Five men from Northern Virginia were detained at a house in Sargodha, a town in Pakistan’s Punjab province. The house reportedly belonged to Khalid Farooq, the father of one of the young men, Umer Farooq. According to police sources cited by the NY Times, Khalid Farooq is said to have ties to Jaish-e-Muhammad, a banned Punjabi militant group. The NY Times added in its coverage, “Pakistani news reports also said security officials linked the house to the militant group.”
The story garnered much Western media attention earlier on Wednesday, though most news agencies could not say whether the five men, three of Pakistani heritage, one Egyptian and one Yemeni (all were American citizens), had any direct links to terrorism or were even the same five men who had disappeared from their homes in Alexandria, Virginia late last month. However, as the story developed and more details were known, the Washington Post confirmed all five men, ranging in age from 19 to 25, were reported missing by their families last week in the U.S. and were taken into custody near Lahore on Monday. According to the Post,
The men…went overseas without telling their families, who grew concerned after a family member called one of them on his cellphone and “the conversation ended abruptly,” said Nihad Awad, national executive director of the Council on American-Islamic Relations.
CAIR reportedly got the men’s families in touch with the Federal Bureau of Investigation (FBI) last week, where they played an 11-minute English video “with jihadist undertones” for agents and Muslim leaders at a lawyer’s office. Discussing the video with the Washington Post, Awad said, “I was very disturbed by the contents. . . . It made references to the ongoing conflicts in the world and that a Muslim has to do something about them,” adding that it showed “a profound misunderstanding and potential misuse of Koranic verses.”
However, although Awad called the video “a farewell statement,” law enforcement sources assert that there is no evidence verifying this claim, adding they “had no information on the men’s intentions.” One official further noted that they had no reason to believe there “was some big plot or big plan…Our primary focus is, let’s get them back safely.”
Looking at the facts so far, it seems there is little direct evidence so far linking these young men to terrorism. Nevertheless, the Western media coverage of the development has been interesting. First, the story gained significantly more traction in the Western/U.S. media than in Pakistan, where the arrests actually took place, [though Pakistani outlets did cover the story Thursday]. Second, several of these news agencies framed the arrests in light of the recent shootings at Fort Hood, Texas and the charges filed this week against David Headley, a Chicago man accused of links to last year’s Mumbai attacks, [Headley, a Pakistani-American, pleaded not guilty in court today]. The NY Times in its coverage Wednesday noted these recent arrests come “at a time of growing concern about homegrown terrorism” in the United States.
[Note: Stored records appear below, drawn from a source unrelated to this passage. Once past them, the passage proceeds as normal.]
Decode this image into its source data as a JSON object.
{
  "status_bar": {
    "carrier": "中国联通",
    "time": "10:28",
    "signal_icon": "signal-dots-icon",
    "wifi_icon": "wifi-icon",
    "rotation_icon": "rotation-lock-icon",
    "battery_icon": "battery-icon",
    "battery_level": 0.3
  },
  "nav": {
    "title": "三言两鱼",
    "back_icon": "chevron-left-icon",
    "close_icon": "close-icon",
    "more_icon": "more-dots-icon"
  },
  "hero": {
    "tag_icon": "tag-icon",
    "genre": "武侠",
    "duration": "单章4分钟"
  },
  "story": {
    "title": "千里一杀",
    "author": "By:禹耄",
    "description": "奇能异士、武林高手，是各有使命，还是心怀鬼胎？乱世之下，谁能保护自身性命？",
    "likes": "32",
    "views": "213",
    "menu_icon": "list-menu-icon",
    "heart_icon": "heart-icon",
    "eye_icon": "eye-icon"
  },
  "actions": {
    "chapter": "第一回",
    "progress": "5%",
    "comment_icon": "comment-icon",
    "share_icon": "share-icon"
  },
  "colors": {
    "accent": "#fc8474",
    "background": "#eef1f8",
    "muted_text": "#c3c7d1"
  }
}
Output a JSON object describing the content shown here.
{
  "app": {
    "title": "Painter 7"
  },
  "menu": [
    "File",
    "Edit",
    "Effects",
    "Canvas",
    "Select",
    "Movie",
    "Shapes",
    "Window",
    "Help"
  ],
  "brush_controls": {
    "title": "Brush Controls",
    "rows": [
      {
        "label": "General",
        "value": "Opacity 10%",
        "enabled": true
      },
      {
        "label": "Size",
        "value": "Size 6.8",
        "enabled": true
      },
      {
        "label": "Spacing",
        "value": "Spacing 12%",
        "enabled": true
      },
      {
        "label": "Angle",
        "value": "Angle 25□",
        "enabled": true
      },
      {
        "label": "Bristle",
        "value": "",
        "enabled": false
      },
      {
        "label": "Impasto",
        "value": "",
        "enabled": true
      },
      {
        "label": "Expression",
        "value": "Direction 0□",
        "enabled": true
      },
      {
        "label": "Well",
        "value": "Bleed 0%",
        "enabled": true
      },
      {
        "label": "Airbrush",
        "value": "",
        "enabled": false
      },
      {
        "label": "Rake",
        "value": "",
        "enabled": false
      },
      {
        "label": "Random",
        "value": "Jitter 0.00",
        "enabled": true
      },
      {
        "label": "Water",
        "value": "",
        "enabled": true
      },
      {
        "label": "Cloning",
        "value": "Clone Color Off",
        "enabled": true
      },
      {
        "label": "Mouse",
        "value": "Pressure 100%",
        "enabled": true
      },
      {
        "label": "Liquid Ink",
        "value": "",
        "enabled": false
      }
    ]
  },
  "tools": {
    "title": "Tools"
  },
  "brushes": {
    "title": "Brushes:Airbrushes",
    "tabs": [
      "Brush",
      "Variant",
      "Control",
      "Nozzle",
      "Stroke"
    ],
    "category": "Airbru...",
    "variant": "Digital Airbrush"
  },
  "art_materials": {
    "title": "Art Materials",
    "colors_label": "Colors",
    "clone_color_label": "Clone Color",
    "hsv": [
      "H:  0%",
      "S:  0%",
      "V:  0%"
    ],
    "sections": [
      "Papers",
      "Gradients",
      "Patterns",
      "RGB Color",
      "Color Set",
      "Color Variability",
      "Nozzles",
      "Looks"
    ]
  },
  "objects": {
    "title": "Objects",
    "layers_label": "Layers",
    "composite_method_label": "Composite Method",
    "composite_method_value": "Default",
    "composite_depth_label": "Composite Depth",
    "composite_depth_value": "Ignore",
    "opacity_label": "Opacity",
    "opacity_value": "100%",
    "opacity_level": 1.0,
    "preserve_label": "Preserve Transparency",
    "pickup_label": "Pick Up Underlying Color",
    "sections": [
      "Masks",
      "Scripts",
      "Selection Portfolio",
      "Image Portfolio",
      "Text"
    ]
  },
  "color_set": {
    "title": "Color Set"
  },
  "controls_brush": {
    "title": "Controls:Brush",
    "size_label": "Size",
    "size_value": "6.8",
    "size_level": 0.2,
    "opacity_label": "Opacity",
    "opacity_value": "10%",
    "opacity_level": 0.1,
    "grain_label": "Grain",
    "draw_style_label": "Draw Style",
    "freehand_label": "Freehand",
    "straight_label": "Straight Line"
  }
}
However, by grouping today’s arrests with Fort Hood and Headley, are news outlets in effect sealing their guilt or merely pointing out a potential trend?
Newsweek cited a source familiar with the investigation, who noted the family “of at least one of the detained men attends the Dar Al-Hijrah mosque, located in a Virginia suburb of Washington,” the same mosque also once attended by Maj. Nidal Hasan, the accused Fort Hood shooter. Newsweek added, “Before 9/11, one of the mosque’s preachers, Anwar al-Awlaki, was in contact with at least two of the 9/11 hijackers.”
If this news coverage is reflective of anything, it’s of the increasing interconnected and transnational nature of militancy, a point that is certain to have ramifications for Pakistan if this story plays out. It also seems to indicate an increasing U.S. paranoia reminiscent of the months following 9/11. While this paranoia is not unfounded (Fort Hood was of course an immense tragedy), I find it disconcerting that we cry, “witch!” with near reckless abandon before all the facts have been revealed. I also find it sad that the Muslim-American community has to constantly be on the defensive, releasing immediate statements in the aftermath of such developments, initiating campaigns to educate Americans about Islam.
I’ll leave you with a quote by Ali Eteraz, author of Children of Dust, who recently raised an important point worthy of debate:
There is no need for one Muslim to condemn the crimes of another. Collective responsibility cannot, and should not, be accepted. Where one accepts collective responsibility one opens the door to collective punishment. Are Muslims individuals? Or are they one singular marionette that pirouettes each time its string is pulled?